LOCATION The ranch is located in the heart of the picturesque Blackfoot River Valley, 35 miles north-east of Missoula, in Greenough, Montana.

GETTING THERE Commercial Air Guests fly into Bozeman International Airport, serviced by Allegiant Air, Delta, Alaska, United and American.
Private Jet Service XO provides on-demand jet service to and from Missoula International Airport.

TRANSPORTATION TO THE RANCH A Paws Up driver meets guests at the airport.

GETTING AROUND THE RANCH Guests are assigned their own Lexus at check-in to make getting around the 37,000 acres easy. And for those who don’t want to drive, no problem—just call the transportation center for a ride and a car will pick you up.

ACCOMMODATIONS 27 private vacation homes amid forest- land, overlooking rolling meadows, rivers, pastoral creeks and mountain panoramas. Glamping Tents From mid-May through mid-October, The Resort at Paws Up features six camps with safari-style luxury tents that cater to families, couples and groups, redefining the phrase “roughing it.”

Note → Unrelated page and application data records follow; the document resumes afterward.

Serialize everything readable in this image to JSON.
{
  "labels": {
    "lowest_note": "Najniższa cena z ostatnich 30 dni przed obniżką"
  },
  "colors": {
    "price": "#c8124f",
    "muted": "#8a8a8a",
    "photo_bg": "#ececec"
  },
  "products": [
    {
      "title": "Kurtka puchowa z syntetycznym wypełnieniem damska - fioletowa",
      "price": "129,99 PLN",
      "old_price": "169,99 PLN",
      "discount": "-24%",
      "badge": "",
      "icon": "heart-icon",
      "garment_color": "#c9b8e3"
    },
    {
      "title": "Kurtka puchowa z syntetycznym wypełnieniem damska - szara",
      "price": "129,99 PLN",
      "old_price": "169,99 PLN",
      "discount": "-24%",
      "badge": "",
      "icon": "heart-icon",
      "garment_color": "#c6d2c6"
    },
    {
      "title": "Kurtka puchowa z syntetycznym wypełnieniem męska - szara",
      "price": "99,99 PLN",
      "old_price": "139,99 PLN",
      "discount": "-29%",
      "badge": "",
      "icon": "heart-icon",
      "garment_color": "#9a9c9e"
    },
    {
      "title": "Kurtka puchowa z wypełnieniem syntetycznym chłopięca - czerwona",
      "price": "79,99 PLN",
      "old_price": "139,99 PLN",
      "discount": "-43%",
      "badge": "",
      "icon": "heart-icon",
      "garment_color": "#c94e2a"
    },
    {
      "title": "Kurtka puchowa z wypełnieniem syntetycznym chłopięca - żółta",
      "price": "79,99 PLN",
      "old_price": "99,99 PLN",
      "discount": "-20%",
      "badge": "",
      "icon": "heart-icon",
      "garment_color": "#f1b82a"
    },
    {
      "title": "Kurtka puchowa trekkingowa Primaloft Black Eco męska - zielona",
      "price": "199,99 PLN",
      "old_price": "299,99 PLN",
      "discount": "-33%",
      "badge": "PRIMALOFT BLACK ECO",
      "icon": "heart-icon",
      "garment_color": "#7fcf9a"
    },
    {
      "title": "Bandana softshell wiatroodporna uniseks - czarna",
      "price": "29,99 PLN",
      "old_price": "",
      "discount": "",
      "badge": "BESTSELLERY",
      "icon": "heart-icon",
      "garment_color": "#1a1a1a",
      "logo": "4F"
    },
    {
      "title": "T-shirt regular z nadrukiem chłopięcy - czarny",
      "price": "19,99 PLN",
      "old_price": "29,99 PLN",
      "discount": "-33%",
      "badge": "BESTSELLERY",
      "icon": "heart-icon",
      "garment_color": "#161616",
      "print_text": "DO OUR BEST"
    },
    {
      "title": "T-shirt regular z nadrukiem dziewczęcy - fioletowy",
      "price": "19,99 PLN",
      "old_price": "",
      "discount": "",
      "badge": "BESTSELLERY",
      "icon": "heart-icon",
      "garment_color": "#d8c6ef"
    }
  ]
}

ACTIVITIES Although horses are a key component of the Paws Up experience, the resort offers more recreational experiences than will fit in this small column, including fly-fishing, rafting and floating to name a few. You’ll find information about the many adventures and activities on the Paws Up website.

THE PAWS UP APP Before you arrive, download the Paws Up travel app. You’ll use the app for dinner reservations, calling for transportation, and convenient communication with the concierge and booking activities. It displays an itinerary of your activities for the day and includes all the information you need while staying at the resort.

Categories: High-Country Communities